It’s hard to believe it’s been 40 years since we lost two of my favorite artists of the twentieth century, Janis Joplin and Jimi Hendrix. I began reflecting on this fact as I was creating my “Top 5 Albums of 2010″ list for the WKNC blog. Number 5 on my list is Jimi Hendrix’s posthumous release Valleys of Neptune which includes previously released material as well as never-before-heard tracks. It occurred to me as I was adding it to the list that it had been just over 40 years since we lost Jimi (November 27, 1942-September 18, 1970), and I recalled the loss of Janis Joplin (January 19, 1943-October 4, 1970) in an autumn forty years ago that must have seemed like a devastating blow to a counterculture already reeling from the backlashes against the “Summer of Love” in 1969. Less than a year later, they lost Jim Morrison (July 3, 1971) of The Doors as well.
I remember the first time I heard “The Wind Cries Mary.” My dad always listened to Jimi Hendrix, B.B. King, and Stevie Ray Vaughan when I was younger. I was bugging him while he worked in the garage one weekend morning when I was probably about 11, and the classic rock station started playing this song. It was magical, and even though I’m sure I must have heard it before that morning, that was the first time I realized that music could move a person in a way that nothing else could. I stopped talking (which my dad probably thought was a miracle) and just listened. The hushed electric guitar, the riddling lyrics, the slowly swaying drum beat—they all captured me for three and a half minutes while my dad continued working away. When the song was over, I asked, “Who was that?” He told me it was Jimi Hendrix. I asked if he was still around, and my dad told me no. It was devastating, but it started me on a quest to hear as much of the wonderful music as possible.

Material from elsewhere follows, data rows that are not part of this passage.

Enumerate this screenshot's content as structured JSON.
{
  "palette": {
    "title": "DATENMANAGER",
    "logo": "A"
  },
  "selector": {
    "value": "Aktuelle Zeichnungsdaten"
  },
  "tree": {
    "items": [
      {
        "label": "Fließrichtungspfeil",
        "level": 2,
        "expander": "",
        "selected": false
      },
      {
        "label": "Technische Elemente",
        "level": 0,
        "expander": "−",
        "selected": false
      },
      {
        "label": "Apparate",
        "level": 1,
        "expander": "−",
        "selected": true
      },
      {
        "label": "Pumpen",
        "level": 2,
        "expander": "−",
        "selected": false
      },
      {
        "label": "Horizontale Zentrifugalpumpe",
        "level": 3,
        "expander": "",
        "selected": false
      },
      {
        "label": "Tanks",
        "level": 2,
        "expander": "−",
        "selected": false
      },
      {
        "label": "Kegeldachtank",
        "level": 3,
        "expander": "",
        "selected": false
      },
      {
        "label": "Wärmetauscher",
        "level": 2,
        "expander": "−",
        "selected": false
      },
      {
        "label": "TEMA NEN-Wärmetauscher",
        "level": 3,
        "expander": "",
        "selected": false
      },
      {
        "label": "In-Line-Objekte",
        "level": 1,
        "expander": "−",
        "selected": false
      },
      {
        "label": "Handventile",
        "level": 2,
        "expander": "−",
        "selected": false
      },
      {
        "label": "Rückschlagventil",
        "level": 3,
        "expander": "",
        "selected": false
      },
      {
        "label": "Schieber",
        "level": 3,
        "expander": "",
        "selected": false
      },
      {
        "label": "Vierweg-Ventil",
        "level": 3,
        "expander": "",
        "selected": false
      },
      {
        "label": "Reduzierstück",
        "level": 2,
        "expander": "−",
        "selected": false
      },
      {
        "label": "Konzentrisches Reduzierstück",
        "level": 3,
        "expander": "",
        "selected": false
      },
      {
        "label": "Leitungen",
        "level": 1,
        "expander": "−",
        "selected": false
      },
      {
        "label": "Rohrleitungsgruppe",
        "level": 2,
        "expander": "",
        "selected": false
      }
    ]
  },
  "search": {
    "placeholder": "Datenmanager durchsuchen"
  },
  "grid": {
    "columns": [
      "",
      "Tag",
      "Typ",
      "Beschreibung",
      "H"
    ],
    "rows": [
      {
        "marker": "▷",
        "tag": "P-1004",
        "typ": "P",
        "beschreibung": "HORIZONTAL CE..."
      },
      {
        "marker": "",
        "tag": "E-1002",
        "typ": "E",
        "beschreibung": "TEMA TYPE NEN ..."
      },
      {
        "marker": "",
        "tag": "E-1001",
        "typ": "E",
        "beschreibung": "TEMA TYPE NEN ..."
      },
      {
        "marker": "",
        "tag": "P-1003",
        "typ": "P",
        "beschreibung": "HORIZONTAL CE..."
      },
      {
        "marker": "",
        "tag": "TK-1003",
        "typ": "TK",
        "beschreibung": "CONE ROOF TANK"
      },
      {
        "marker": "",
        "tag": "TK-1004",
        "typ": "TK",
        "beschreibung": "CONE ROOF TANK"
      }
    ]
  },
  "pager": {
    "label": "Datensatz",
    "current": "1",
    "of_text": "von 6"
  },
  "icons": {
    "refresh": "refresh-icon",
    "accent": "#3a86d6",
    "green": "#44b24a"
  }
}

Janis Joplin came to me later in life. As a kid she always came paired up with Jefferson Airplane for some reason. If I heard “Piece of My Heart,” I always felt like “Somebody to Love” or “White Rabbit” should follow. For all I knew, they could have been the same person. But before you all shriek in terror at the idea of confusing Grace Slick with Janis Joplin, let me say that at least I was aware of the innate greatness of both. My memory of how I “discovered” Janis is a bit hazier than my memory of Jimi, but when I heard “I Need a Man to Love” in high school, I felt like I had found my soul. Janis’ performances of such songs (and if anyone’s seen footage of her live performances you know what I mean) awakened a feeling in me I hadn’t felt since the first time I heard “Voodoo Child.”
While I would never argue that either Janis or Jimi revolutionized music forever (they certainly had a lot of help at a great time in music), I would say they changed my experience of music forever. It’s been a long 40 years, and now we have artists like The Black Keys resurrecting blues rock and The Black Angels making psychedelic rock accessible again. Artists are taking the polish back off their work and getting back to a more raw sound. 40 years later, Jimi and Janis are gone, but their influence lives on.
Which artist(s) completely changed the way you listen to music? Use the comments to share your memories.